* [Source records]:
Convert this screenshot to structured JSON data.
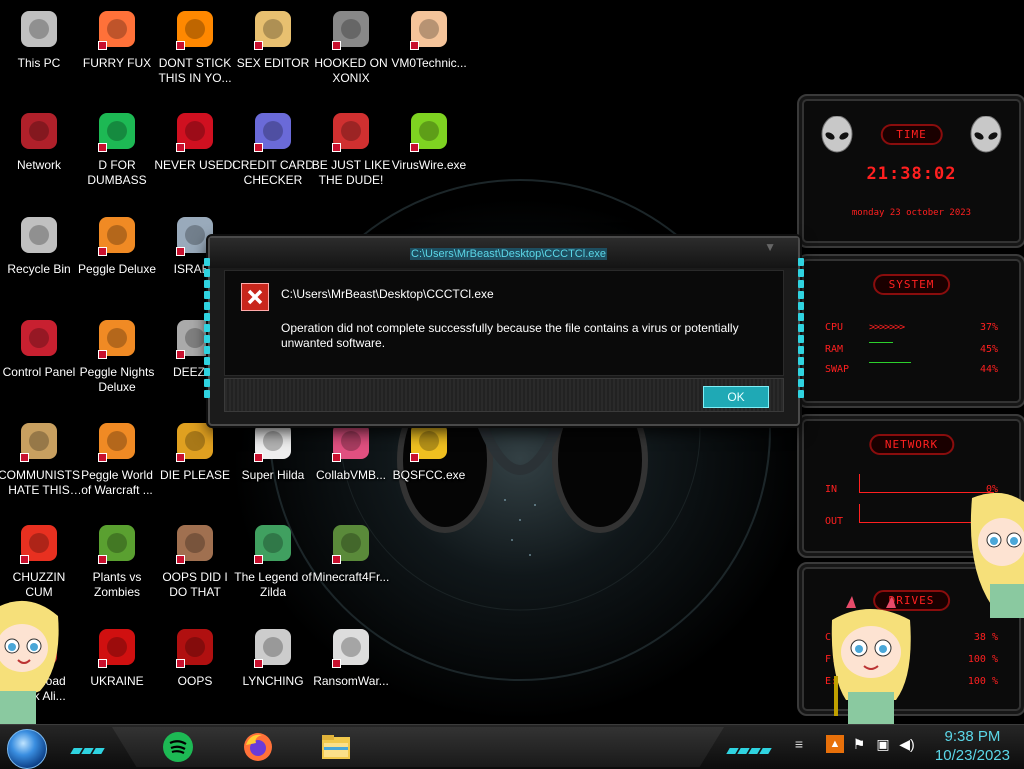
{
  "desktop": {
    "icons": [
      {
        "label": "This PC",
        "icon": "computer-icon"
      },
      {
        "label": "FURRY FUX",
        "icon": "firefox-icon"
      },
      {
        "label": "DONT STICK THIS IN YO...",
        "icon": "vlc-cone-icon"
      },
      {
        "label": "SEX EDITOR",
        "icon": "hxd-icon"
      },
      {
        "label": "HOOKED ON XONIX",
        "icon": "xonix-icon"
      },
      {
        "label": "VM0Technic...",
        "icon": "doctor-icon"
      },
      {
        "label": "Network",
        "icon": "alien-network-icon"
      },
      {
        "label": "D FOR DUMBASS",
        "icon": "spotify-icon"
      },
      {
        "label": "NEVER USED!",
        "icon": "devcpp-icon"
      },
      {
        "label": "CREDIT CARD CHECKER",
        "icon": "credit-card-icon"
      },
      {
        "label": "BE JUST LIKE THE DUDE!",
        "icon": "santa-elf-icon"
      },
      {
        "label": "VirusWire.exe",
        "icon": "lime-icon"
      },
      {
        "label": "Recycle Bin",
        "icon": "recycle-bin-icon"
      },
      {
        "label": "Peggle Deluxe",
        "icon": "peggle-icon"
      },
      {
        "label": "ISRAEL",
        "icon": "satellite-icon"
      },
      {
        "label": "Control Panel",
        "icon": "control-panel-icon"
      },
      {
        "label": "Peggle Nights Deluxe",
        "icon": "peggle-icon"
      },
      {
        "label": "DEEZ N",
        "icon": "windows-stack-icon"
      },
      {
        "label": "COMMUNISTS HATE THIS G...",
        "icon": "money-bag-icon"
      },
      {
        "label": "Peggle World of Warcraft ...",
        "icon": "peggle-icon"
      },
      {
        "label": "DIE PLEASE",
        "icon": "dfsee-icon"
      },
      {
        "label": "Super Hilda",
        "icon": "hilda-icon"
      },
      {
        "label": "CollabVMB...",
        "icon": "collabvm-icon"
      },
      {
        "label": "BQSFCC.exe",
        "icon": "box-icon"
      },
      {
        "label": "CHUZZIN CUM",
        "icon": "chuzzle-icon"
      },
      {
        "label": "Plants vs Zombies",
        "icon": "plants-icon"
      },
      {
        "label": "OOPS DID I DO THAT",
        "icon": "portrait-icon"
      },
      {
        "label": "The Legend of Zilda",
        "icon": "zelda-icon"
      },
      {
        "label": "Minecraft4Fr...",
        "icon": "minecraft-icon"
      },
      {
        "label": "Download Hack Ali...",
        "icon": "alien-icon"
      },
      {
        "label": "UKRAINE",
        "icon": "radiation-icon"
      },
      {
        "label": "OOPS",
        "icon": "oops-icon"
      },
      {
        "label": "LYNCHING",
        "icon": "lynching-icon"
      },
      {
        "label": "RansomWar...",
        "icon": "skull-icon"
      }
    ]
  },
  "rainmeter": {
    "time": {
      "title": "TIME",
      "clock": "21:38:02",
      "date": "monday 23 october 2023"
    },
    "system": {
      "title": "SYSTEM",
      "rows": [
        {
          "label": "CPU",
          "value": "37%"
        },
        {
          "label": "RAM",
          "value": "45%"
        },
        {
          "label": "SWAP",
          "value": "44%"
        }
      ]
    },
    "network": {
      "title": "NETWORK",
      "rows": [
        {
          "label": "IN",
          "value": "0%"
        },
        {
          "label": "OUT",
          "value": ""
        }
      ]
    },
    "drives": {
      "title": "DRIVES",
      "rows": [
        {
          "label": "C:",
          "value": "38 %"
        },
        {
          "label": "F:",
          "value": "100 %"
        },
        {
          "label": "E:",
          "value": "100 %"
        }
      ]
    }
  },
  "dialog": {
    "title": "C:\\Users\\MrBeast\\Desktop\\CCCTCl.exe",
    "path": "C:\\Users\\MrBeast\\Desktop\\CCCTCl.exe",
    "message": "Operation did not complete successfully because the file contains a virus or potentially unwanted software.",
    "ok_label": "OK"
  },
  "taskbar": {
    "apps": [
      {
        "icon": "spotify-icon"
      },
      {
        "icon": "firefox-icon"
      },
      {
        "icon": "file-explorer-icon"
      }
    ],
    "tray": [
      {
        "icon": "fire-icon"
      },
      {
        "icon": "flag-icon"
      },
      {
        "icon": "network-icon"
      },
      {
        "icon": "speaker-icon"
      }
    ],
    "time": "9:38 PM",
    "date": "10/23/2023"
  },
  "colors": {
    "accent_cyan": "#2fd3e0",
    "rainmeter_red": "#ff2020",
    "dialog_ok": "#1fa9b5"
  }
}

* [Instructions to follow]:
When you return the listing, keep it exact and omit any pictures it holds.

* [Response for this exercise]:
Convert this screenshot to structured JSON data.
{
  "desktop": {
    "icons": [
      {
        "label": "This PC",
        "icon": "computer-icon"
      },
      {
        "label": "FURRY FUX",
        "icon": "firefox-icon"
      },
      {
        "label": "DONT STICK THIS IN YO...",
        "icon": "vlc-cone-icon"
      },
      {
        "label": "SEX EDITOR",
        "icon": "hxd-icon"
      },
      {
        "label": "HOOKED ON XONIX",
        "icon": "xonix-icon"
      },
      {
        "label": "VM0Technic...",
        "icon": "doctor-icon"
      },
      {
        "label": "Network",
        "icon": "alien-network-icon"
      },
      {
        "label": "D FOR DUMBASS",
        "icon": "spotify-icon"
      },
      {
        "label": "NEVER USED!",
        "icon": "devcpp-icon"
      },
      {
        "label": "CREDIT CARD CHECKER",
        "icon": "credit-card-icon"
      },
      {
        "label": "BE JUST LIKE THE DUDE!",
        "icon": "santa-elf-icon"
      },
      {
        "label": "VirusWire.exe",
        "icon": "lime-icon"
      },
      {
        "label": "Recycle Bin",
        "icon": "recycle-bin-icon"
      },
      {
        "label": "Peggle Deluxe",
        "icon": "peggle-icon"
      },
      {
        "label": "ISRAEL",
        "icon": "satellite-icon"
      },
      {
        "label": "Control Panel",
        "icon": "control-panel-icon"
      },
      {
        "label": "Peggle Nights Deluxe",
        "icon": "peggle-icon"
      },
      {
        "label": "DEEZ N",
        "icon": "windows-stack-icon"
      },
      {
        "label": "COMMUNISTS HATE THIS G...",
        "icon": "money-bag-icon"
      },
      {
        "label": "Peggle World of Warcraft ...",
        "icon": "peggle-icon"
      },
      {
        "label": "DIE PLEASE",
        "icon": "dfsee-icon"
      },
      {
        "label": "Super Hilda",
        "icon": "hilda-icon"
      },
      {
        "label": "CollabVMB...",
        "icon": "collabvm-icon"
      },
      {
        "label": "BQSFCC.exe",
        "icon": "box-icon"
      },
      {
        "label": "CHUZZIN CUM",
        "icon": "chuzzle-icon"
      },
      {
        "label": "Plants vs Zombies",
        "icon": "plants-icon"
      },
      {
        "label": "OOPS DID I DO THAT",
        "icon": "portrait-icon"
      },
      {
        "label": "The Legend of Zilda",
        "icon": "zelda-icon"
      },
      {
        "label": "Minecraft4Fr...",
        "icon": "minecraft-icon"
      },
      {
        "label": "Download Hack Ali...",
        "icon": "alien-icon"
      },
      {
        "label": "UKRAINE",
        "icon": "radiation-icon"
      },
      {
        "label": "OOPS",
        "icon": "oops-icon"
      },
      {
        "label": "LYNCHING",
        "icon": "lynching-icon"
      },
      {
        "label": "RansomWar...",
        "icon": "skull-icon"
      }
    ]
  },
  "rainmeter": {
    "time": {
      "title": "TIME",
      "clock": "21:38:02",
      "date": "monday 23 october 2023"
    },
    "system": {
      "title": "SYSTEM",
      "rows": [
        {
          "label": "CPU",
          "value": "37%"
        },
        {
          "label": "RAM",
          "value": "45%"
        },
        {
          "label": "SWAP",
          "value": "44%"
        }
      ]
    },
    "network": {
      "title": "NETWORK",
      "rows": [
        {
          "label": "IN",
          "value": "0%"
        },
        {
          "label": "OUT",
          "value": ""
        }
      ]
    },
    "drives": {
      "title": "DRIVES",
      "rows": [
        {
          "label": "C:",
          "value": "38 %"
        },
        {
          "label": "F:",
          "value": "100 %"
        },
        {
          "label": "E:",
          "value": "100 %"
        }
      ]
    }
  },
  "dialog": {
    "title": "C:\\Users\\MrBeast\\Desktop\\CCCTCl.exe",
    "path": "C:\\Users\\MrBeast\\Desktop\\CCCTCl.exe",
    "message": "Operation did not complete successfully because the file contains a virus or potentially unwanted software.",
    "ok_label": "OK"
  },
  "taskbar": {
    "apps": [
      {
        "icon": "spotify-icon"
      },
      {
        "icon": "firefox-icon"
      },
      {
        "icon": "file-explorer-icon"
      }
    ],
    "tray": [
      {
        "icon": "fire-icon"
      },
      {
        "icon": "flag-icon"
      },
      {
        "icon": "network-icon"
      },
      {
        "icon": "speaker-icon"
      }
    ],
    "time": "9:38 PM",
    "date": "10/23/2023"
  },
  "colors": {
    "accent_cyan": "#2fd3e0",
    "rainmeter_red": "#ff2020",
    "dialog_ok": "#1fa9b5"
  }
}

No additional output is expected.